┌────────
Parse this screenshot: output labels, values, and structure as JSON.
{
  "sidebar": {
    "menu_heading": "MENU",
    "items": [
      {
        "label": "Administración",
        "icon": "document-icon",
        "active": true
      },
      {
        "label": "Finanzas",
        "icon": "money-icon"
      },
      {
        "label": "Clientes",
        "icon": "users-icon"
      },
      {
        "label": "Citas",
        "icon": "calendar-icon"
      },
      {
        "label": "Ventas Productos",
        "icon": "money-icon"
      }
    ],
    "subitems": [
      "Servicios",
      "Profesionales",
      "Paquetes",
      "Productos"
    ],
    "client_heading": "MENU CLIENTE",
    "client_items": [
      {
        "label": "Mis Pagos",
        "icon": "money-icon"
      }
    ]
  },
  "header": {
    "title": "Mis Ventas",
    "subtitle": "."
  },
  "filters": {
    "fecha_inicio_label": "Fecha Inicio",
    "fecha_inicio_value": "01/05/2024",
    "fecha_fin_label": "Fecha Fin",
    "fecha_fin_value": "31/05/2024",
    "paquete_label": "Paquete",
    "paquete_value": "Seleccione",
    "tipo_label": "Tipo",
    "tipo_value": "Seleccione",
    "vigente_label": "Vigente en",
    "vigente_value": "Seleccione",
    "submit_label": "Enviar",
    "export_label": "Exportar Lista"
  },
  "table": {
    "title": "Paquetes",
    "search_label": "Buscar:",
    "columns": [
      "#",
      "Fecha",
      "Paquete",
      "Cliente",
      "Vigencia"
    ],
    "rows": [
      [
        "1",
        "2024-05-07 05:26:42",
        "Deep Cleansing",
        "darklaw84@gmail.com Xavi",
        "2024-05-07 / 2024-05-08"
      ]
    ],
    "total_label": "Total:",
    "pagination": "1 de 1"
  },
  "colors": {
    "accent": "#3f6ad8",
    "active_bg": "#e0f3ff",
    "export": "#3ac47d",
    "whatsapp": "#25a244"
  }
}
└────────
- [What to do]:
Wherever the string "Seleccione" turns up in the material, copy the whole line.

- [Exercise response]:
    "paquete_value": "Seleccione",
    "tipo_value": "Seleccione",
    "vigente_value": "Seleccione",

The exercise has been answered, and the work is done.